Soon after, I was pleased to be invited to be part of a house group by Jerry Lepine – I didn’t realise you could so quickly be part of the action – and a little while later by Tony Berry to be part of the team leading a beach mission in East Anglia. Name dropping is pretty sad in the wrong context, but you’ll be picking up the theme of key people and encounters dotted along the way.
A couple of years later, I was invited to take over, with Gill – now my wife – running the children’s ministry for 93 seven to eleven year olds.

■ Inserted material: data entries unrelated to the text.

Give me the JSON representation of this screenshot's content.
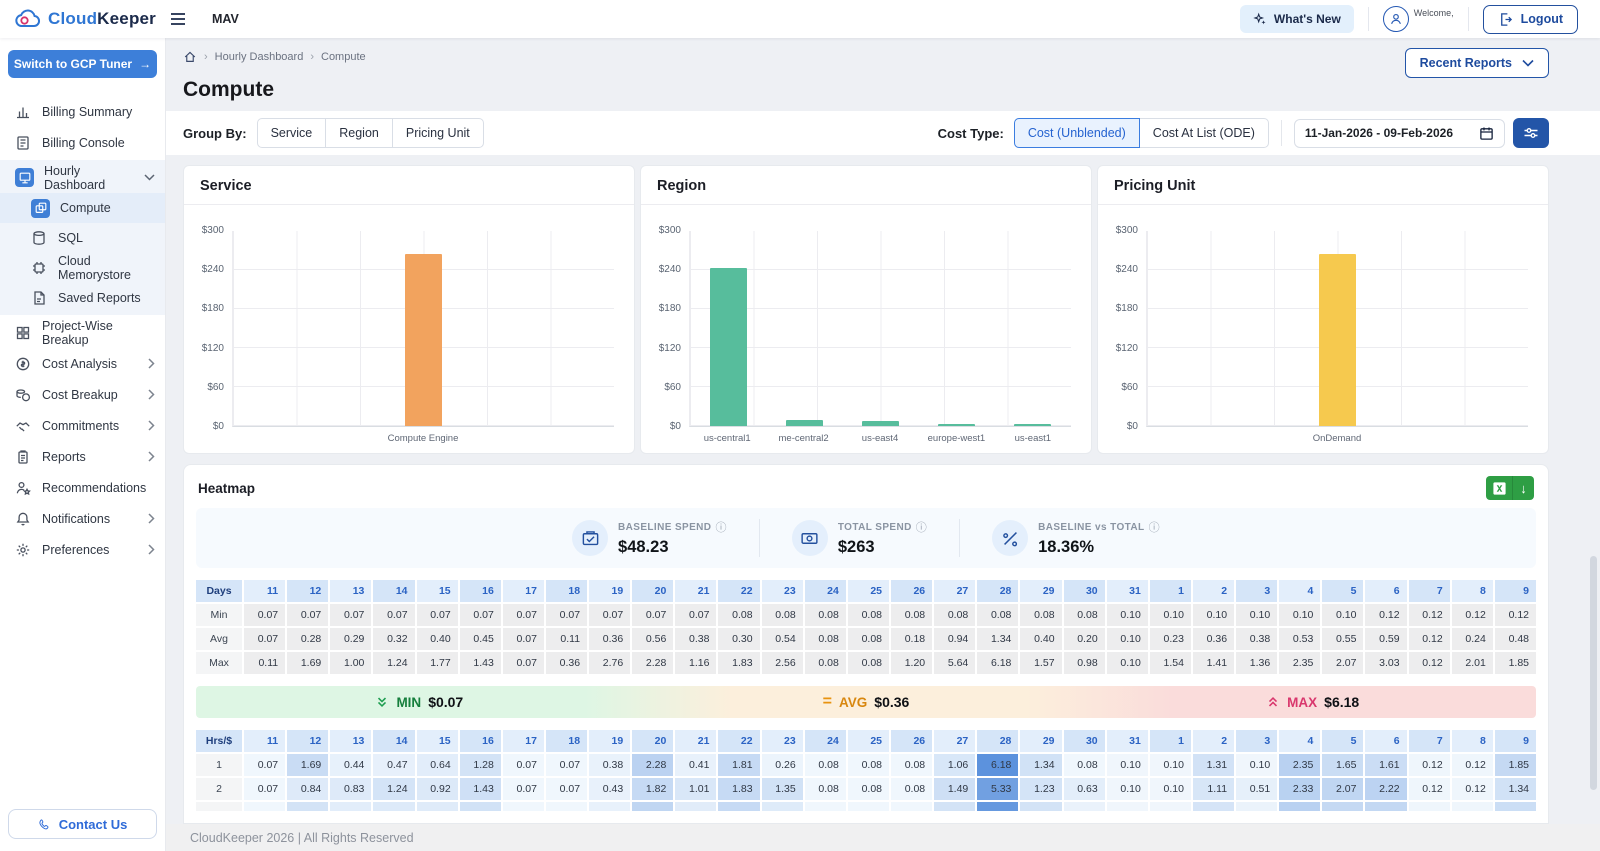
{
  "brand": {
    "cloud": "Cloud",
    "keeper": "Keeper"
  },
  "header": {
    "workspace": "MAV",
    "whats_new": "What's New",
    "welcome": "Welcome,",
    "logout": "Logout"
  },
  "sidebar": {
    "switch_button": "Switch to GCP Tuner",
    "items": [
      {
        "label": "Billing Summary",
        "icon": "bar-chart",
        "type": "plain"
      },
      {
        "label": "Billing Console",
        "icon": "console",
        "type": "plain"
      },
      {
        "label": "Hourly Dashboard",
        "icon": "dashboard",
        "type": "group-open"
      },
      {
        "label": "Compute",
        "icon": "compute",
        "type": "sub",
        "active": true
      },
      {
        "label": "SQL",
        "icon": "sql",
        "type": "sub"
      },
      {
        "label": "Cloud Memorystore",
        "icon": "memorystore",
        "type": "sub"
      },
      {
        "label": "Saved Reports",
        "icon": "saved-reports",
        "type": "sub"
      },
      {
        "label": "Project-Wise Breakup",
        "icon": "grid",
        "type": "plain"
      },
      {
        "label": "Cost Analysis",
        "icon": "cost-analysis",
        "type": "expand"
      },
      {
        "label": "Cost Breakup",
        "icon": "cost-breakup",
        "type": "expand"
      },
      {
        "label": "Commitments",
        "icon": "commitments",
        "type": "expand"
      },
      {
        "label": "Reports",
        "icon": "reports",
        "type": "expand"
      },
      {
        "label": "Recommendations",
        "icon": "recommendations",
        "type": "plain"
      },
      {
        "label": "Notifications",
        "icon": "bell",
        "type": "expand"
      },
      {
        "label": "Preferences",
        "icon": "gear",
        "type": "expand"
      }
    ],
    "contact_us": "Contact Us"
  },
  "breadcrumb": {
    "items": [
      "Hourly Dashboard",
      "Compute"
    ]
  },
  "page": {
    "title": "Compute",
    "recent_reports": "Recent Reports"
  },
  "toolbar": {
    "group_by_label": "Group By:",
    "group_by_options": [
      "Service",
      "Region",
      "Pricing Unit"
    ],
    "cost_type_label": "Cost Type:",
    "cost_type_options": [
      "Cost (Unblended)",
      "Cost At List (ODE)"
    ],
    "cost_type_selected": "Cost (Unblended)",
    "date_range": "11-Jan-2026 - 09-Feb-2026"
  },
  "chart_data": [
    {
      "type": "bar",
      "title": "Service",
      "categories": [
        "Compute Engine"
      ],
      "values": [
        263
      ],
      "bar_color": "#F2A35E",
      "ylim": [
        0,
        300
      ],
      "yticks": [
        "$300",
        "$240",
        "$180",
        "$120",
        "$60",
        "$0"
      ],
      "grid": true
    },
    {
      "type": "bar",
      "title": "Region",
      "categories": [
        "us-central1",
        "me-central2",
        "us-east4",
        "europe-west1",
        "us-east1"
      ],
      "values": [
        242,
        9,
        8,
        2.5,
        2
      ],
      "bar_color": "#57BD9C",
      "ylim": [
        0,
        300
      ],
      "yticks": [
        "$300",
        "$240",
        "$180",
        "$120",
        "$60",
        "$0"
      ],
      "grid": true
    },
    {
      "type": "bar",
      "title": "Pricing Unit",
      "categories": [
        "OnDemand"
      ],
      "values": [
        263
      ],
      "bar_color": "#F6C94E",
      "ylim": [
        0,
        300
      ],
      "yticks": [
        "$300",
        "$240",
        "$180",
        "$120",
        "$60",
        "$0"
      ],
      "grid": true
    }
  ],
  "heatmap": {
    "title": "Heatmap",
    "stats": [
      {
        "label": "BASELINE SPEND",
        "value": "$48.23",
        "icon": "stat-baseline"
      },
      {
        "label": "TOTAL SPEND",
        "value": "$263",
        "icon": "stat-total"
      },
      {
        "label": "BASELINE vs TOTAL",
        "value": "18.36%",
        "icon": "stat-compare"
      }
    ],
    "day_columns": [
      "11",
      "12",
      "13",
      "14",
      "15",
      "16",
      "17",
      "18",
      "19",
      "20",
      "21",
      "22",
      "23",
      "24",
      "25",
      "26",
      "27",
      "28",
      "29",
      "30",
      "31",
      "1",
      "2",
      "3",
      "4",
      "5",
      "6",
      "7",
      "8",
      "9"
    ],
    "summary_table": {
      "corner": "Days",
      "rows": [
        {
          "label": "Min",
          "values": [
            "0.07",
            "0.07",
            "0.07",
            "0.07",
            "0.07",
            "0.07",
            "0.07",
            "0.07",
            "0.07",
            "0.07",
            "0.07",
            "0.08",
            "0.08",
            "0.08",
            "0.08",
            "0.08",
            "0.08",
            "0.08",
            "0.08",
            "0.08",
            "0.10",
            "0.10",
            "0.10",
            "0.10",
            "0.10",
            "0.10",
            "0.12",
            "0.12",
            "0.12",
            "0.12"
          ]
        },
        {
          "label": "Avg",
          "values": [
            "0.07",
            "0.28",
            "0.29",
            "0.32",
            "0.40",
            "0.45",
            "0.07",
            "0.11",
            "0.36",
            "0.56",
            "0.38",
            "0.30",
            "0.54",
            "0.08",
            "0.08",
            "0.18",
            "0.94",
            "1.34",
            "0.40",
            "0.20",
            "0.10",
            "0.23",
            "0.36",
            "0.38",
            "0.53",
            "0.55",
            "0.59",
            "0.12",
            "0.24",
            "0.48"
          ]
        },
        {
          "label": "Max",
          "values": [
            "0.11",
            "1.69",
            "1.00",
            "1.24",
            "1.77",
            "1.43",
            "0.07",
            "0.36",
            "2.76",
            "2.28",
            "1.16",
            "1.83",
            "2.56",
            "0.08",
            "0.08",
            "1.20",
            "5.64",
            "6.18",
            "1.57",
            "0.98",
            "0.10",
            "1.54",
            "1.41",
            "1.36",
            "2.35",
            "2.07",
            "3.03",
            "0.12",
            "2.01",
            "1.85"
          ]
        }
      ]
    },
    "summary_bar": [
      {
        "kind": "min",
        "label": "MIN",
        "value": "$0.07"
      },
      {
        "kind": "avg",
        "label": "AVG",
        "value": "$0.36"
      },
      {
        "kind": "max",
        "label": "MAX",
        "value": "$6.18"
      }
    ],
    "hours_table": {
      "corner": "Hrs/$",
      "max_value": 6.18,
      "rows": [
        {
          "label": "1",
          "values": [
            "0.07",
            "1.69",
            "0.44",
            "0.47",
            "0.64",
            "1.28",
            "0.07",
            "0.07",
            "0.38",
            "2.28",
            "0.41",
            "1.81",
            "0.26",
            "0.08",
            "0.08",
            "0.08",
            "1.06",
            "6.18",
            "1.34",
            "0.08",
            "0.10",
            "0.10",
            "1.31",
            "0.10",
            "2.35",
            "1.65",
            "1.61",
            "0.12",
            "0.12",
            "1.85"
          ]
        },
        {
          "label": "2",
          "values": [
            "0.07",
            "0.84",
            "0.83",
            "1.24",
            "0.92",
            "1.43",
            "0.07",
            "0.07",
            "0.43",
            "1.82",
            "1.01",
            "1.83",
            "1.35",
            "0.08",
            "0.08",
            "0.08",
            "1.49",
            "5.33",
            "1.23",
            "0.63",
            "0.10",
            "0.10",
            "1.11",
            "0.51",
            "2.33",
            "2.07",
            "2.22",
            "0.12",
            "0.12",
            "1.34"
          ]
        }
      ]
    }
  },
  "footer": {
    "text": "CloudKeeper 2026 | All Rights Reserved"
  }
}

It was too much to give this my best shot and carry on singing, so I decided the time had come to lay down my operatic ambition. My last role was singing Don Jose in Carmen, the first full role I had sung 10 years earlier. It was a glorious evening in Embankment Gardens underneath Charing Cross station. My entrance was from the back through the audience and as I stood waiting, I looked across at the statue towering over me – it was Robert Raikes, the 18th Century founder of Sunday Schools. A great reassurance and another key encounter. But also another failure.
The children’s work needed full-time oversight and after 18 months I persuaded the church to employ a full-time worker. I thought this was my escape from the world of fashion that had paid the bills for the previous decade … but someone else was chosen. Ken Hobbs was one of my application referees and when I didn’t get it, he wrote a letter which I came across recently, saying I might well find that I would be used a lot more as a Christian in the secular world. Maybe, but apparently another failure.
A year or two earlier, I had been at a conference at a local Pentecostal church. A wild weekend of worship and ministry, and on the last afternoon I was prayed over, by someone I hadn’t seen before or since, that I would have a double anointing. It sounded good but I wasn’t sure what it might mean so kept it quietly in my mental filing.
All this time, I had been working for the organisation I’m now with, the British Fashion Council. I hadn’t applied for a job in 27 years, but now found myself promoted to Head of Operations, Joint CEO and, in 2010, Chief Operating Officer – in a job I’d never taken over-seriously. But over the last couple of years, I’ve met up with a number of Christians in the creative world including Steve Cole at Artisan, Chrissie Abbott at Burberry/HTB and Nicole Robyn at the International House of Prayer in Kansas. They have helped me to gain a much clearer vision of why I think God has kept me where I am. More of that to come.